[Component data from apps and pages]
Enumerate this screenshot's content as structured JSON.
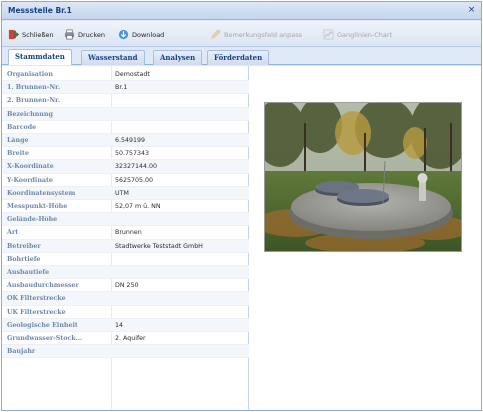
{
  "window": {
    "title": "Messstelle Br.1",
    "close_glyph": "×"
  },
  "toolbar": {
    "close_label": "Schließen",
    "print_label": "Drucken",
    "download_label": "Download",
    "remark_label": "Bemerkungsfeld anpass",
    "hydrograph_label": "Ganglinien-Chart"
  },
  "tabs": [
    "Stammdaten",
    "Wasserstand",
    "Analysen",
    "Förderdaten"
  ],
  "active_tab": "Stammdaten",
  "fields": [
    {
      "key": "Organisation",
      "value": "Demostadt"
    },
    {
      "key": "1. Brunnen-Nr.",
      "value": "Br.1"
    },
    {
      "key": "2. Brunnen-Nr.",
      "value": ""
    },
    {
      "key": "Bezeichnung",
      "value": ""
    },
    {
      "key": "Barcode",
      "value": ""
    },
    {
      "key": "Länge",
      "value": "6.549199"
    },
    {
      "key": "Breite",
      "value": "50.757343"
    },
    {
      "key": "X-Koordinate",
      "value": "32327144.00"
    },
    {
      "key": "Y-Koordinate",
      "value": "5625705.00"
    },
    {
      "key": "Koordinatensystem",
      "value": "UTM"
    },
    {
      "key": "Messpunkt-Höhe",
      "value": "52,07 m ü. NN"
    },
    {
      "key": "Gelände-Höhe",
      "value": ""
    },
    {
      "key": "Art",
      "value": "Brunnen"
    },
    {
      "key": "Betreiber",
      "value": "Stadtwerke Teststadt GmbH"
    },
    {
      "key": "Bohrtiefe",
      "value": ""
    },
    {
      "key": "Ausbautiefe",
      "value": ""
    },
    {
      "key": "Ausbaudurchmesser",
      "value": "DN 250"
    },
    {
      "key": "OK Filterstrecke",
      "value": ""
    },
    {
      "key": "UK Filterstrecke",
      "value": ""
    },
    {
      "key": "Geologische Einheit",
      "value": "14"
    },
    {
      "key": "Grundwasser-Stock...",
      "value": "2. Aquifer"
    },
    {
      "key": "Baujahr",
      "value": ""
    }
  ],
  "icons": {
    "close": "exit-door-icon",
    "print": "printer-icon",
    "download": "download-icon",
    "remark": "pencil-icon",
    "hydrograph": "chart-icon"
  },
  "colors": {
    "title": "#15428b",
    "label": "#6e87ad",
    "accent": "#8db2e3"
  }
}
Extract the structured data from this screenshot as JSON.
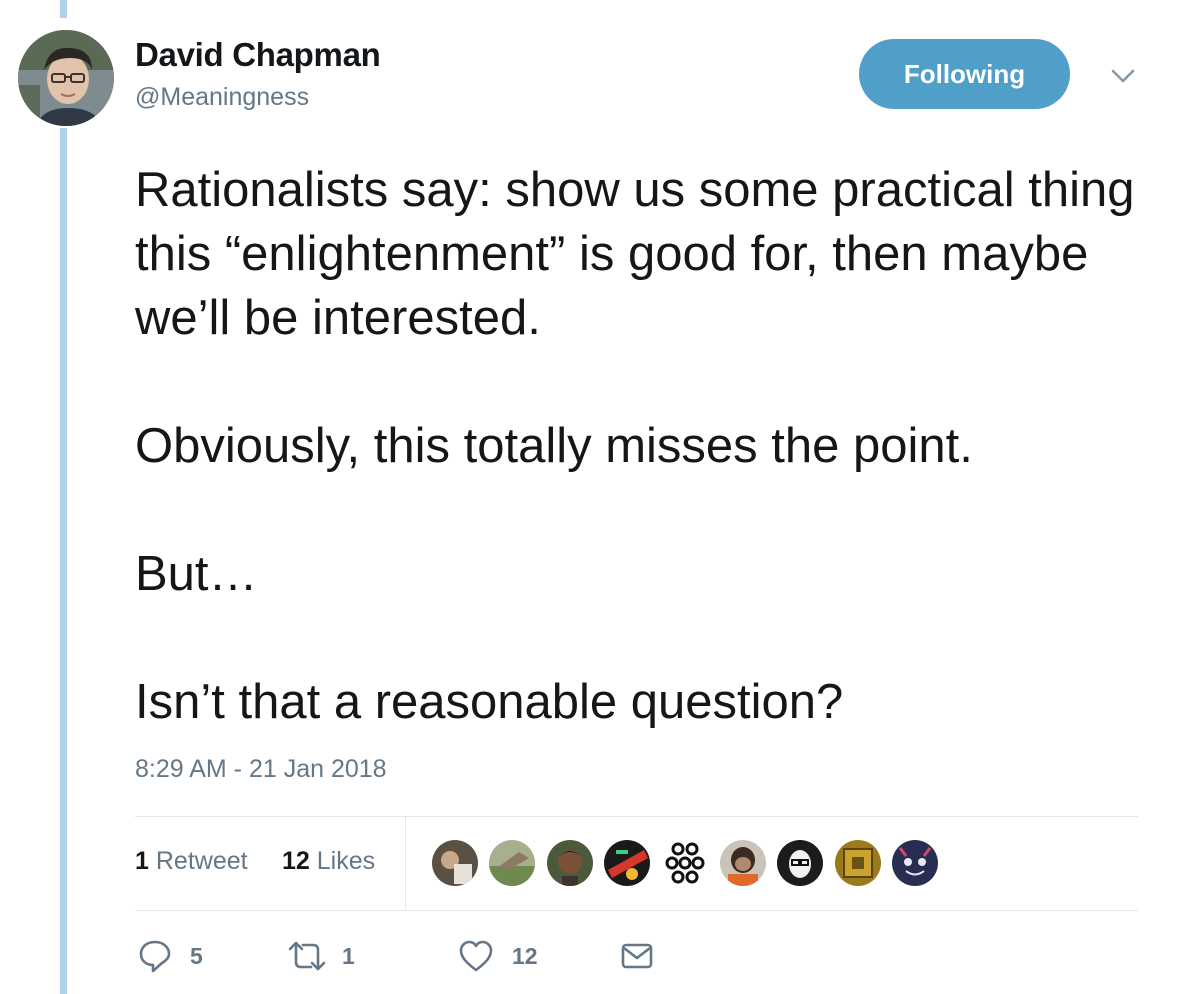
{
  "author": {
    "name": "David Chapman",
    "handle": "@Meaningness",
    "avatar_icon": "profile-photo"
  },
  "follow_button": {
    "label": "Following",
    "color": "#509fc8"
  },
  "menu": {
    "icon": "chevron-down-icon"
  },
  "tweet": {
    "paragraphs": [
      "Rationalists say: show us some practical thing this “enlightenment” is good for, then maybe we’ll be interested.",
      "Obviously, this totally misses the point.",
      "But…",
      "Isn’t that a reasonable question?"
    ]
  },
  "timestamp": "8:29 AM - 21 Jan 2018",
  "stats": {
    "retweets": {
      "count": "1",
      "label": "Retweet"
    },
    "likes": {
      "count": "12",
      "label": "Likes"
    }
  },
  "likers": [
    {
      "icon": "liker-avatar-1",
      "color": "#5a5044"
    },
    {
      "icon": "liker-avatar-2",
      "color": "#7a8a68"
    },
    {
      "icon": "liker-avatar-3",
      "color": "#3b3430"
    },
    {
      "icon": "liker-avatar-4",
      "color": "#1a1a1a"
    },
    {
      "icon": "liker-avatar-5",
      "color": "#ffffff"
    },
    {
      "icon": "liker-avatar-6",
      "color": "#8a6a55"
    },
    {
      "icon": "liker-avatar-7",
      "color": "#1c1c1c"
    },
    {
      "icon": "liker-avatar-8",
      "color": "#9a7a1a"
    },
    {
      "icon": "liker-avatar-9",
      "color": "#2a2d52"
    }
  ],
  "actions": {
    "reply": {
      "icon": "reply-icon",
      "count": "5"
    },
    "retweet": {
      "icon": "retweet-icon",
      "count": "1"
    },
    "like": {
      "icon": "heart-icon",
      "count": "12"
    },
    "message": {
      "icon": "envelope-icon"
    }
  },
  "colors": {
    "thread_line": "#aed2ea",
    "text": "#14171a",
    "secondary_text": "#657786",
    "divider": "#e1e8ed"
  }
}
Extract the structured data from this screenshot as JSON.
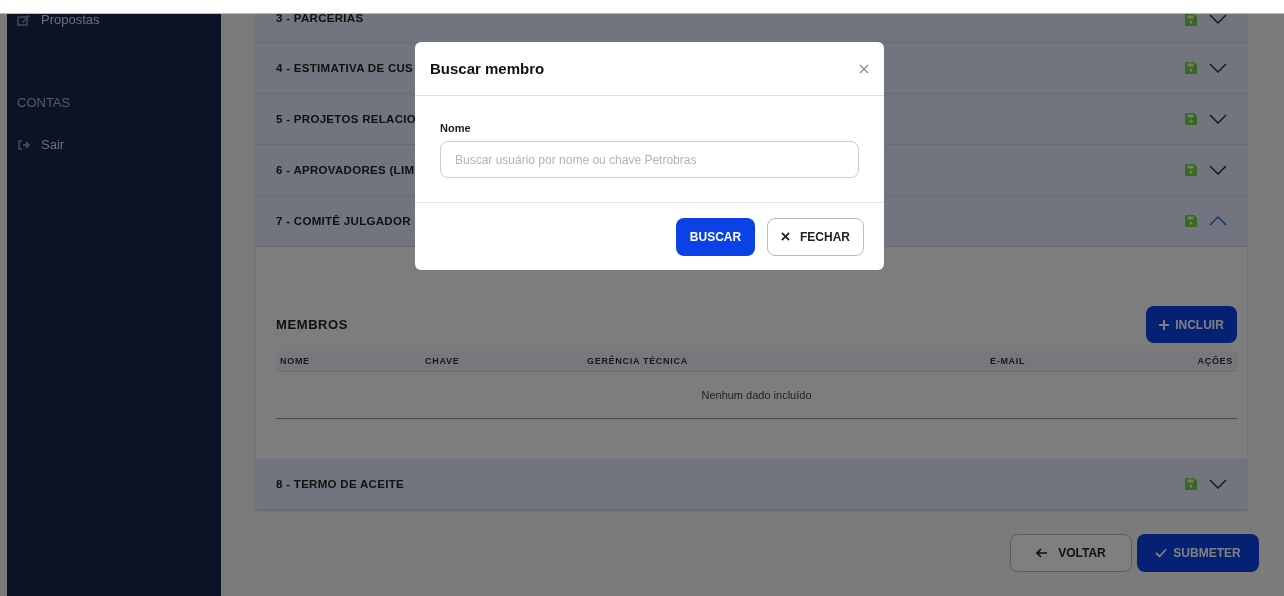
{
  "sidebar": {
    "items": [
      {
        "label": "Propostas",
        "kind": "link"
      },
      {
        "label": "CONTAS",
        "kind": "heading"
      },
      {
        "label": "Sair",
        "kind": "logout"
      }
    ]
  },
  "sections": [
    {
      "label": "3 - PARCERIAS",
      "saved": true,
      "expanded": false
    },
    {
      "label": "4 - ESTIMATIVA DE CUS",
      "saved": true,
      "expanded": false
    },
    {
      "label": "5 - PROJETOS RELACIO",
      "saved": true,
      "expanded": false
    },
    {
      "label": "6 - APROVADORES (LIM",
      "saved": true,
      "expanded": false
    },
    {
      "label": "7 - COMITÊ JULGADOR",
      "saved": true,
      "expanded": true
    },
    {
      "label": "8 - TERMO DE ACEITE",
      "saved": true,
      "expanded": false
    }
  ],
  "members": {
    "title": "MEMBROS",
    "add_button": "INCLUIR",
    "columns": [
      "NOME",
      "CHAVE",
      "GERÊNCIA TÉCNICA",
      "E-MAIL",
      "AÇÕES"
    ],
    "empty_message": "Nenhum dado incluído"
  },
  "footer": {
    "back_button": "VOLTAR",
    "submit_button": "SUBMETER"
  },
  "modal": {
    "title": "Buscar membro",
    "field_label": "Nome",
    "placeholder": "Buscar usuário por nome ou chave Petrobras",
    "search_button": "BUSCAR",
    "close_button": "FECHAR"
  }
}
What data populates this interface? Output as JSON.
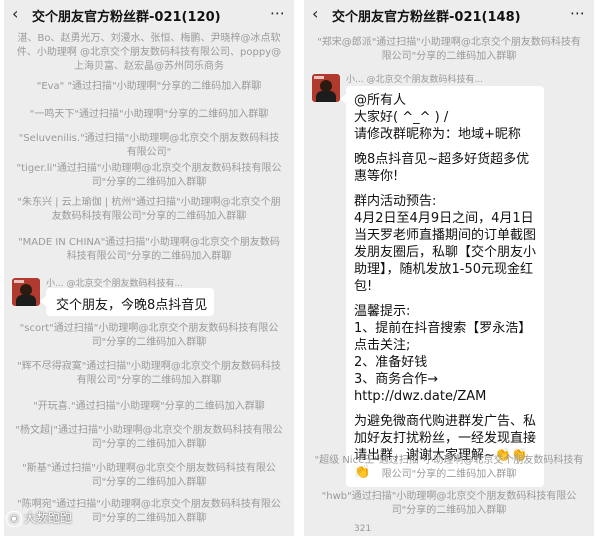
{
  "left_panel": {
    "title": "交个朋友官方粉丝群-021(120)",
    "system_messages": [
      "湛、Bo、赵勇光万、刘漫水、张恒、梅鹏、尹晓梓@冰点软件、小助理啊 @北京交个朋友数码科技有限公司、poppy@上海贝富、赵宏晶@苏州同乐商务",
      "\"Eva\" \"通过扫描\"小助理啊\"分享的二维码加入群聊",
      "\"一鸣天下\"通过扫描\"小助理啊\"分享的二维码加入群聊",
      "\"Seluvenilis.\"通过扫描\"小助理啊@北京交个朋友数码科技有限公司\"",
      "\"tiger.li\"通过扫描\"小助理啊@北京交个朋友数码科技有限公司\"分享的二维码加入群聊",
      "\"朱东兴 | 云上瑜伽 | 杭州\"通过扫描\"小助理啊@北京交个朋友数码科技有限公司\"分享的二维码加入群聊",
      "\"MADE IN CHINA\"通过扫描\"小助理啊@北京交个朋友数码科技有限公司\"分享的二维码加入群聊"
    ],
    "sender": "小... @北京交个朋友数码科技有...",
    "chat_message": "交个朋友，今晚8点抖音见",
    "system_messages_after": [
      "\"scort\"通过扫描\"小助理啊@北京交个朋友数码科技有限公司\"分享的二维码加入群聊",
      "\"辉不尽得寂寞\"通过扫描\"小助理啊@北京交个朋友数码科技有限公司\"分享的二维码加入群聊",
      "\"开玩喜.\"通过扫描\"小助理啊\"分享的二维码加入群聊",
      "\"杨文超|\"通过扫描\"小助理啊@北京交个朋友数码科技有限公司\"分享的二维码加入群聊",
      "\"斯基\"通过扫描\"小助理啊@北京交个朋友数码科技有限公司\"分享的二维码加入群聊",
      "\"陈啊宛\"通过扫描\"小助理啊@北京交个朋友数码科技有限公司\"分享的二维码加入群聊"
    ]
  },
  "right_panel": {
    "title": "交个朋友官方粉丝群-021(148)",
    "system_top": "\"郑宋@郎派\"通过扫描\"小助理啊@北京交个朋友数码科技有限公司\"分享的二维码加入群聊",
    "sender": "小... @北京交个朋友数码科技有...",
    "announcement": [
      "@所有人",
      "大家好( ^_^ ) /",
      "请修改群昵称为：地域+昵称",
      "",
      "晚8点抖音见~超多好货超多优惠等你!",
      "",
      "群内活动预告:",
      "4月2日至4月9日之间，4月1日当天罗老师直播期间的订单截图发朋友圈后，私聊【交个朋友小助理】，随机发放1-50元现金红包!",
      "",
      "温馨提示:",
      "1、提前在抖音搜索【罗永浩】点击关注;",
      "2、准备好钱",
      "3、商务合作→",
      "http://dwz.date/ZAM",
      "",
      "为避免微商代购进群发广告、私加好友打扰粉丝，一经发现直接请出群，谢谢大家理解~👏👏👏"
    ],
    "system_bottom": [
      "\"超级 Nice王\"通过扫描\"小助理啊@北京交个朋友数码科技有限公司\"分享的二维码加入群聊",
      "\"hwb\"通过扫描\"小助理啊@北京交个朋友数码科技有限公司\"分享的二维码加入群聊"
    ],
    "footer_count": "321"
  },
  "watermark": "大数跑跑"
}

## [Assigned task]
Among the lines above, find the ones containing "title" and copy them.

## [Completed exercise]
    "title": "Messstelle Br.1",
    "title": "#15428b",
    "title": "MEMBROS",
    "title": "Buscar membro",
    "title": "交个朋友官方粉丝群-021(120)",
    "title": "交个朋友官方粉丝群-021(148)",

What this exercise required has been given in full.